The gains made by key stock markets this year mean that 2014 will be a ’choppy sideways kind of year’ for investors in developed market equities, according to John Ventre, head of multi-asset management at Old Mutual Global Investors.
Ventre commented that while he is ‘broadly optimistic’ regarding the prospects for UK equities, the double-digit levels of return delivered by the index this year will not be a feature of 2014.
But he is more pessimistic regarding the prospects for US equities in the coming year.
‘My reason for being more pessimistic regarding US equities than UK equities is purely based on valuations,' said Ventre. 'There is an awful lot of good news priced into US equity valuations. The consensus is very positive on the US, but sometimes following the consensus view can be dangerous.’
Ventre added that whilst he had been ‘very very profitably bullish’ on Eurozone equities earlier in the year, he was quite pessimistic for the prospects of the asset class in 2014.
He elaborated, ‘The new year will be a year of deleveraging and stress testing in the Eurozone and its banks.’
Deleveraging is the process of banks writing down the value of potential bad debts currently held on balance sheets, and of trying to sell parcels of these loans if possible.
Stress tests are carried out by financial regulators to ascertain the true strength of banks' balance sheets, in order to prevent a future crisis emerging.
These constraints on banks are likely to contribute considerable volatility to Eurozone equity markets in the coming year, and if the proportion of bad loans is significant, could restrict lending within the Eurozone.
This latter fear over lending is part of the reason for the European Central Bank president Mario Draghi’s decision to cut Eurozone interest rates in November.
Ventre contended that the Eurozone is for long-term investors only, and that if one were constructing a portfolio in the present climate that was designed to be for the longer-term one would not invest in Eurozone banks.
On emerging markets, Ventre said, 'I don’t believe investors should treat emerging markets as just one asset class. There are more differences between many of the countries in this category than there are similarities.
'Certainly the varied basket of assets called commodities have more in common with each other than do many parts of what are classified within the emerging markets index.’
The one asset class on which Ventre was happy to paint a positive picture is that of Asian equities.

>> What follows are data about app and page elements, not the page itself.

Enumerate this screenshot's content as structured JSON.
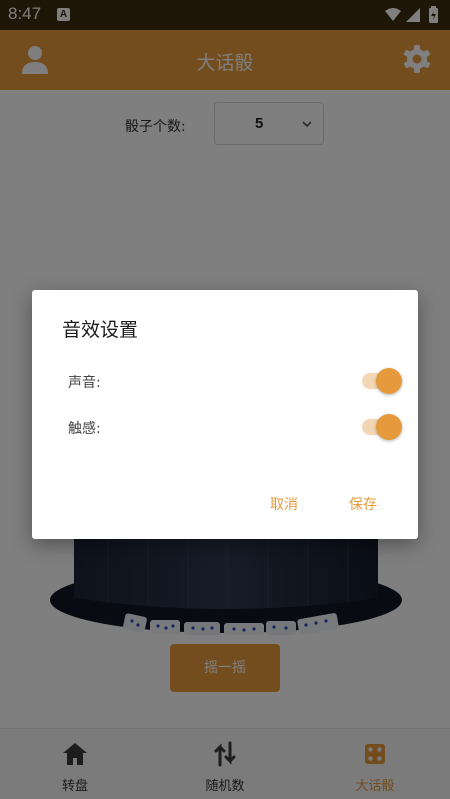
{
  "status_bar": {
    "time": "8:47",
    "notification_letter": "A"
  },
  "app_bar": {
    "title": "大话骰"
  },
  "dice_count": {
    "label": "骰子个数:",
    "value": "5"
  },
  "shake_button": {
    "label": "摇一摇"
  },
  "bottom_nav": {
    "items": [
      {
        "label": "转盘",
        "icon": "home-icon"
      },
      {
        "label": "随机数",
        "icon": "swap-icon"
      },
      {
        "label": "大话骰",
        "icon": "dice-icon"
      }
    ],
    "active_index": 2
  },
  "dialog": {
    "title": "音效设置",
    "sound": {
      "label": "声音:",
      "enabled": true
    },
    "haptics": {
      "label": "触感:",
      "enabled": true
    },
    "cancel_label": "取消",
    "save_label": "保存"
  },
  "colors": {
    "accent": "#e69a3c",
    "status_bar": "#3d2c0e",
    "switch_track": "#f3d7b4"
  }
}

He told What Investment that the recent policy changes announced as part of the Chinese plenum made Chinese equities ‘significantly’ more investable, whilst there is potential to gain from Japanese equities on a more tactical basis. ‘The markets are very quick to price in good news on Japan,' he stated.